Combine that fact with the steady level of care and coaching acumen of Coach K, and you've got a team that is better equipped to deal with the pressures and rigors of the NCAA tournament than most others just by virtue of its coach's presence.
Having this guy in their corner is a tangible and intangible advantage for so many reasons, making this team a contender, even if it's not the most talented or complete.
Don't get me wrong: most accounts have freshman star Austin Rivers as too emotional on the court, with a penchant for taunting enough to rub just about everyone the wrong way.
I realize all that, but this guy has stepped in to the starting two-guard position and become Duke's go-to guy almost immediately.
Rivers is averaging over 15 points per game after six games, and has periodically dazzled with his long crossover and windy drives to the hoop.
In Duke's win over Michigan on Wednesday, Rivers came up big, leading his team with 20 points against just two turnovers in 36 minutes, and looking far beyond his 18 years of age.
These instances are sure to increase as Rivers grows as a player on the court, but his personal maturity and mentality must follow if he is to realize his full potential while at Duke.
His palpable confidence with the ball is what elevates him above every other freshmen in the nation, and will propel him and his teammates to unexpected heights if tempered with discretion, judgment and composure.
Austin Rivers is immensely skilled already, but his poise and eagerness to take big shots and lead Duke is what makes him very, very rare in the college ranks. With those qualities come a few potential weaknesses, but overall, the benefits of Rivers far outweigh the drawbacks.

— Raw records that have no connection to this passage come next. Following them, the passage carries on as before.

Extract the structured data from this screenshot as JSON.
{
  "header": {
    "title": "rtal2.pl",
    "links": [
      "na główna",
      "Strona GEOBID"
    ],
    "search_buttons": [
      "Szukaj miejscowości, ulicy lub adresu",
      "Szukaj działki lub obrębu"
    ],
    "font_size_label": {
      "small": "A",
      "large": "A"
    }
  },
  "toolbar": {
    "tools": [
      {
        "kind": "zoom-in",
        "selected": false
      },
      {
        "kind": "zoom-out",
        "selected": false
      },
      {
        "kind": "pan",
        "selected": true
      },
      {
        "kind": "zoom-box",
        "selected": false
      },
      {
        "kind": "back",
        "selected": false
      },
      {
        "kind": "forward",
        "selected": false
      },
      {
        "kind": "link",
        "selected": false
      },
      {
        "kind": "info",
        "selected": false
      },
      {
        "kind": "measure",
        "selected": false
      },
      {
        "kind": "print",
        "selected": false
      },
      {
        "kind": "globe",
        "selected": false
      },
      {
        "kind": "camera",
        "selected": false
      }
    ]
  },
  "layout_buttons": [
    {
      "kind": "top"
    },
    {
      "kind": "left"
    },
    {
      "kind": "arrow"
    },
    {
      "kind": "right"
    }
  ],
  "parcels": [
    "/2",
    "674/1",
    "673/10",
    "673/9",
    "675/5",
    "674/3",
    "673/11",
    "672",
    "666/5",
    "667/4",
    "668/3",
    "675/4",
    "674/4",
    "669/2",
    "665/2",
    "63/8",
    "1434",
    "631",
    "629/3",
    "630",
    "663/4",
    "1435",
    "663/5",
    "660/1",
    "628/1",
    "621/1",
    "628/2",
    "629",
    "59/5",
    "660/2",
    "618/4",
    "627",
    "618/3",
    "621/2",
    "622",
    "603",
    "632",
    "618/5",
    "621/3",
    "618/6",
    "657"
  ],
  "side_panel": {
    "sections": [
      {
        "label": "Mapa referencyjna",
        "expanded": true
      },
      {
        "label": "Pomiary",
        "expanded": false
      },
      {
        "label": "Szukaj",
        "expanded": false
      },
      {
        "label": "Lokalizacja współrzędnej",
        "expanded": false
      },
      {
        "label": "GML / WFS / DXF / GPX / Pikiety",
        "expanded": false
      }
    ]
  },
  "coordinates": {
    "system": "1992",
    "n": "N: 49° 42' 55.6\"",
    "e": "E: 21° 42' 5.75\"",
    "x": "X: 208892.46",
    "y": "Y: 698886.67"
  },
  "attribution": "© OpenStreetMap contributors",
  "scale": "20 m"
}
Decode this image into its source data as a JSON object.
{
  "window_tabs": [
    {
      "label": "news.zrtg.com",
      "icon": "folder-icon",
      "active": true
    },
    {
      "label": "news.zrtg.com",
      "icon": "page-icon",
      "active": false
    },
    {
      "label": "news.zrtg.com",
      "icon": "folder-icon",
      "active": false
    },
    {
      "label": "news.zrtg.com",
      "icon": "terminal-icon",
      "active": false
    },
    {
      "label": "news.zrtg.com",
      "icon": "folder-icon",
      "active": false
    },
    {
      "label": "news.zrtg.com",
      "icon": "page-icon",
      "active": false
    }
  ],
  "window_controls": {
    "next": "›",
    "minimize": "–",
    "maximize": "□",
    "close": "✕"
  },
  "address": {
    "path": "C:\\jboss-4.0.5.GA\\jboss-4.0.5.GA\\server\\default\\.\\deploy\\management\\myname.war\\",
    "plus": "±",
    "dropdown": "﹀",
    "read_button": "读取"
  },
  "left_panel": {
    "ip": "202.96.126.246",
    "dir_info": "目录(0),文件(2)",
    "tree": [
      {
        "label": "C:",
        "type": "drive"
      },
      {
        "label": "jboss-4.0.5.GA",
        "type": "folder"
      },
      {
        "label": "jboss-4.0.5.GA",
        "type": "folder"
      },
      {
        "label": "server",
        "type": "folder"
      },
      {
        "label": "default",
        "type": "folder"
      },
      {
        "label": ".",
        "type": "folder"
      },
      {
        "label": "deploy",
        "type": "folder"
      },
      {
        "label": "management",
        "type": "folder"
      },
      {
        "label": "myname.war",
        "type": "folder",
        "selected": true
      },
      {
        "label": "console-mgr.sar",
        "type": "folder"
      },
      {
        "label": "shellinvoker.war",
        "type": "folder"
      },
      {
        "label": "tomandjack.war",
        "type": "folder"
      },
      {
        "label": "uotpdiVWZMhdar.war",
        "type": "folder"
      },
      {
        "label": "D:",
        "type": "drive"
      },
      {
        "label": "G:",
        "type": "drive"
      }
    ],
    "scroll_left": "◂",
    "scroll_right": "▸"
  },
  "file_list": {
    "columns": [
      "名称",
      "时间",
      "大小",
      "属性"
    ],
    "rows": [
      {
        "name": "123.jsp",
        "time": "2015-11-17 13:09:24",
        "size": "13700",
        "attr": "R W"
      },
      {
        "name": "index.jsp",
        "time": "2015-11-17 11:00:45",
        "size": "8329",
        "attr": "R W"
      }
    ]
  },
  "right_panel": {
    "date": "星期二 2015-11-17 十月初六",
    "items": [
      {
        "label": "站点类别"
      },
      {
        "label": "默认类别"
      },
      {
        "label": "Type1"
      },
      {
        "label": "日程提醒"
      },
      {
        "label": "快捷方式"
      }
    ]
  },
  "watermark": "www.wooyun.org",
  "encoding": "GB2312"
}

Coach K and Duke fans are delighted to have Rivers, even if only for a Kyrie Irving-esque stopover in Durham.
Excepting some of the holdovers from Connecticut's title team of last year, no team on the current landscape has more meaningful tournament experience than Duke does.
Mason and Miles Plumlee, Ryan Kelly and Andre Dawkins all remember what it feels like to navigate the tournament and know what it takes to ascend to the mountaintop as champion. All four start and contribute as core players on this year's team, along with junior Seth Curry, who watched that 2010 national championship from the bench while sitting out his transfer year from Liberty.
No one can claim the extent of postseason experience that Duke can, which isn't all-encompassing, but certainly gives a team something to lean on when entering the postseason pressure-cooker. Leaning on experience yields poise, which is crucial when the heat is on.
Duke might not be the best team in the nation, and could very well could fall short of a Final Four berth, but failure won't ensue because they weren't prepared for the moment.